Load the magazine on mobile devices that range in screen size, operating system, browser preference, and processing power. Use Google’s Mobile Friendly Test tool to see if your mobile edition meets their standards. Loading time should be quick and without any lags, whether using wifi or mobile data. Another thing to look out for when testing is to make sure that your site responds to device-specific commands and gestures, such as Safari’s back swipe on iPhones. Identify any added content that is unsupported on mobile, such as Flash video or license-constrained media, and replace with mobile-friendly options, like HTML5 animations and open source media.
Include customization options.
Reading preferences come in all shapes and sizes. Provide users with a superior mobile experience by letting them maintain a level of control over how content is displayed or organized for them. This can be something as simple as letting readers adjust the text size or font in your articles to allow for accessibility requirements. You can take this one step further by including individualized features like bookmarks, search filters, location settings to display relevant articles or ads, or even custom language options.
Make articles shareable.
Allow readers to easily share issues or individual articles to their social media account or to email them to a friend. You can do this by including mobile-friendly social sharing buttons at the start and end of each article. This can help you boost the discoverability of your content online, as well as improving your SEO performance by increasing the number of backlinks to your mobile site. While you are at it, have a think about how shareable your content is too. Headlines should be concise and and attention grabbing since this is what will display in readers’ social media feeds. Remember, articles which can be shared with an image will be more effective at driving click-throughs than just including a headline.
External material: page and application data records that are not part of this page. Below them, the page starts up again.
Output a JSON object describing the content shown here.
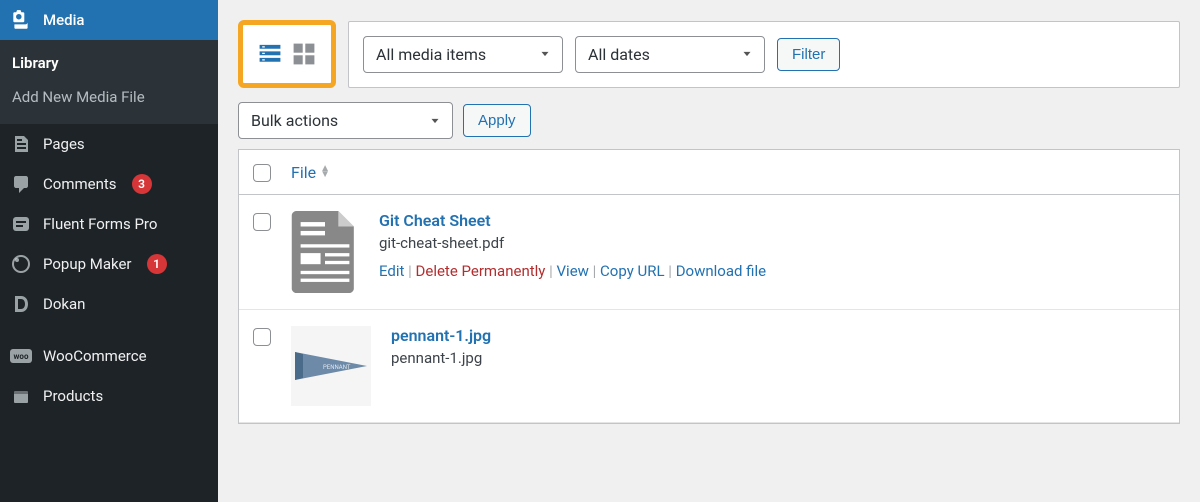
{
  "sidebar": {
    "media_label": "Media",
    "library_label": "Library",
    "add_new_label": "Add New Media File",
    "pages_label": "Pages",
    "comments_label": "Comments",
    "comments_count": "3",
    "fluent_label": "Fluent Forms Pro",
    "popup_label": "Popup Maker",
    "popup_count": "1",
    "dokan_label": "Dokan",
    "woo_label": "WooCommerce",
    "products_label": "Products"
  },
  "filters": {
    "media_items": "All media items",
    "dates": "All dates",
    "filter_btn": "Filter"
  },
  "bulk": {
    "bulk_label": "Bulk actions",
    "apply_label": "Apply"
  },
  "table": {
    "file_col": "File",
    "rows": [
      {
        "title": "Git Cheat Sheet",
        "filename": "git-cheat-sheet.pdf"
      },
      {
        "title": "pennant-1.jpg",
        "filename": "pennant-1.jpg"
      }
    ],
    "actions": {
      "edit": "Edit",
      "delete": "Delete Permanently",
      "view": "View",
      "copy": "Copy URL",
      "download": "Download file"
    }
  }
}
Give the option to view the replica magazine.
Always give readers an easy route back to the flipbook edition of your magazine so that they can experience it in its replica format. Keep the mobile optimized edition as your default view and include a ‘View as Flipbook’ link in the menu, which will load the same issue you are currently reading in its replica format. Readers should be able to easily and intuitively switch between these different modes without getting lost.
Incorporate mobile-specific functionality.
Mobile devices have features like SMS, GPS, phone, camera, and a range of other functions that simply are not possible on desktop. Have a think about how you can leverage these features in your mobile edition to create a stronger user experience. A really easy way of doing this is by including Call Now, or Get Directions buttons to your ads to drive conversions.
These are the building blocks for a mobile-friendly magazine that engages and delights readers.
If you are a publisher who has yet to optimize your publication for mobile then the good news is that Realview have done all of the heard work for you.
If you are struggling to create multiple versions of your publication for each device or platform then click through to find out how Partica, our new mobile-first digital publishing solution, can help you take on the mobile market and come out on top!